Pope Francis has asked all of us this Ash Wednesday to fast and pray for the people of the Ukraine and for a peaceful solution to this catastrophe. The gospel for today (Matthew 6:1-6, 16-18) offers us the three pillars of Lent: Almsgiving, Prayer and Fasting, emphasizing that we should do them in a way not to be noticed. There is an invitation to some sort of Lenten practice that can help us go deeper into our desire to bring peace in our lives and in our world. If you never “celebrated” Lent before, why not give it a go? And, if you grew up with a “sack cloth and ashes” view of Lent, let this year be a Lent “reimagined.” You might consider adding something rather than subtracting during Lent. Rather than giving up something for Lent do something you’ve been meaning to do or neglected to do as your Lenten practice. Rather than just giving up something like chocolate or TV, add something like: 1) taking time for silence, 2) taking time to journal, 3) taking time to write, call, visit people you’ve lost contact with, 4) practicing real Sabbath rest, 4) serving the poor, 5) adding some exercise, 6) going to a prayer vigil or a march for the people in the Ukraine.
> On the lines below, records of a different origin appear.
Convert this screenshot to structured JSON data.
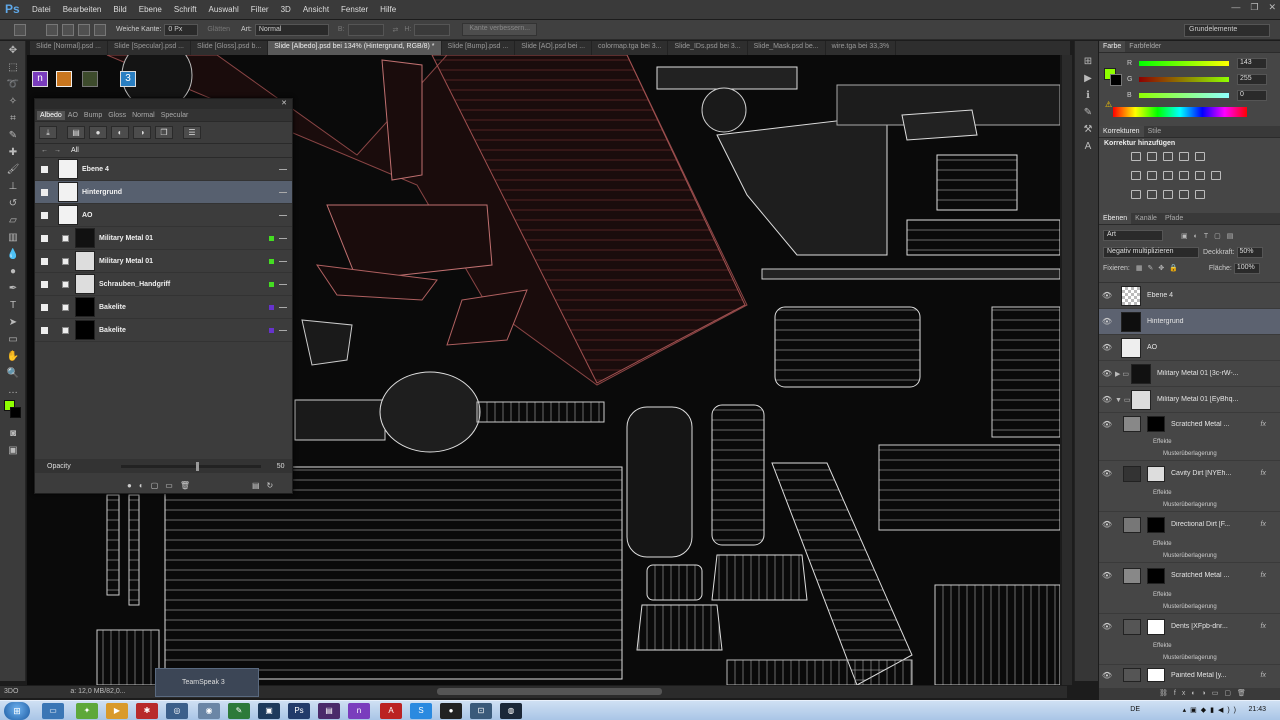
{
  "menubar": {
    "logo": "Ps",
    "items": [
      "Datei",
      "Bearbeiten",
      "Bild",
      "Ebene",
      "Schrift",
      "Auswahl",
      "Filter",
      "3D",
      "Ansicht",
      "Fenster",
      "Hilfe"
    ],
    "win_controls": [
      "—",
      "❐",
      "✕"
    ]
  },
  "options": {
    "weiche_label": "Weiche Kante:",
    "weiche_value": "0 Px",
    "glaetten": "Glätten",
    "art_label": "Art:",
    "art_value": "Normal",
    "b_label": "B:",
    "h_label": "H:",
    "refine_button": "Kante verbessern...",
    "workspace": "Grundelemente"
  },
  "tabs": [
    "Slide [Normal].psd ...",
    "Slide [Specular].psd ...",
    "Slide [Gloss].psd b...",
    "Slide [Albedo].psd bei 134% (Hintergrund, RGB/8) *",
    "Slide [Bump].psd ...",
    "Slide [AO].psd bei ...",
    "colormap.tga bei 3...",
    "Slide_IDs.psd bei 3...",
    "Slide_Mask.psd be...",
    "wire.tga bei 33,3%"
  ],
  "float": {
    "tabs": [
      "Albedo",
      "AO",
      "Bump",
      "Gloss",
      "Normal",
      "Specular"
    ],
    "breadcrumb": "All",
    "layers": [
      {
        "name": "Ebene 4",
        "dot": ""
      },
      {
        "name": "Hintergrund",
        "dot": ""
      },
      {
        "name": "AO",
        "dot": ""
      },
      {
        "name": "Military Metal 01",
        "dot": "#44dd22"
      },
      {
        "name": "Military Metal 01",
        "dot": "#44dd22"
      },
      {
        "name": "Schrauben_Handgriff",
        "dot": "#44dd22"
      },
      {
        "name": "Bakelite",
        "dot": "#6633cc"
      },
      {
        "name": "Bakelite",
        "dot": "#6633cc"
      }
    ],
    "opacity_label": "Opacity",
    "opacity_value": "50"
  },
  "color_panel": {
    "tabs": [
      "Farbe",
      "Farbfelder"
    ],
    "r_label": "R",
    "g_label": "G",
    "b_label": "B",
    "r": "143",
    "g": "255",
    "b": "0",
    "fg_color": "#8fff00"
  },
  "adjust_panel": {
    "tabs": [
      "Korrekturen",
      "Stile"
    ],
    "title": "Korrektur hinzufügen"
  },
  "layers_panel": {
    "tabs": [
      "Ebenen",
      "Kanäle",
      "Pfade"
    ],
    "filter": "Art",
    "blend": "Negativ multiplizieren",
    "deckkraft_label": "Deckkraft:",
    "deckkraft": "50%",
    "fixieren": "Fixieren:",
    "flaeche_label": "Fläche:",
    "flaeche": "100%",
    "layers": [
      {
        "name": "Ebene 4",
        "type": "layer"
      },
      {
        "name": "Hintergrund",
        "type": "layer",
        "selected": true
      },
      {
        "name": "AO",
        "type": "layer"
      },
      {
        "name": "Military Metal 01 [3c-rW-...",
        "type": "group"
      },
      {
        "name": "Military Metal 01 [EyBhq...",
        "type": "group"
      },
      {
        "name": "Scratched Metal ...",
        "type": "sub",
        "fx": true
      },
      {
        "name": "Cavity Dirt [NYEh...",
        "type": "sub",
        "fx": true
      },
      {
        "name": "Directional Dirt [F...",
        "type": "sub",
        "fx": true
      },
      {
        "name": "Scratched Metal ...",
        "type": "sub",
        "fx": true
      },
      {
        "name": "Dents [XFpb-dnr...",
        "type": "sub",
        "fx": true
      },
      {
        "name": "Painted Metal [y...",
        "type": "sub",
        "fx": true
      }
    ],
    "effekte": "Effekte",
    "muster": "Musterüberlagerung"
  },
  "status": {
    "zoom": "3DO",
    "doc": "a: 12,0 MB/82,0..."
  },
  "tooltip": "TeamSpeak 3",
  "taskbar": {
    "lang": "DE",
    "time": "21:43"
  }
}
There are an infinite number of ideas which one will deepen that honeymoon journey toward our God.

Our prayer for you is that you will walk slowly into this Lenten Hobo Honeymoon with a deep desire to be an instrument of peace. May you show compassion to all the war-torn parts of yourself and may that self-compassion enable you to look around at our war-torn world in a way that encircles it with love and offers forgiveness and hope and gratitude. May you spend some time in the ashes of our world looking at it with compassion and offering it a peace that the world does not know – a peace that God alone can give.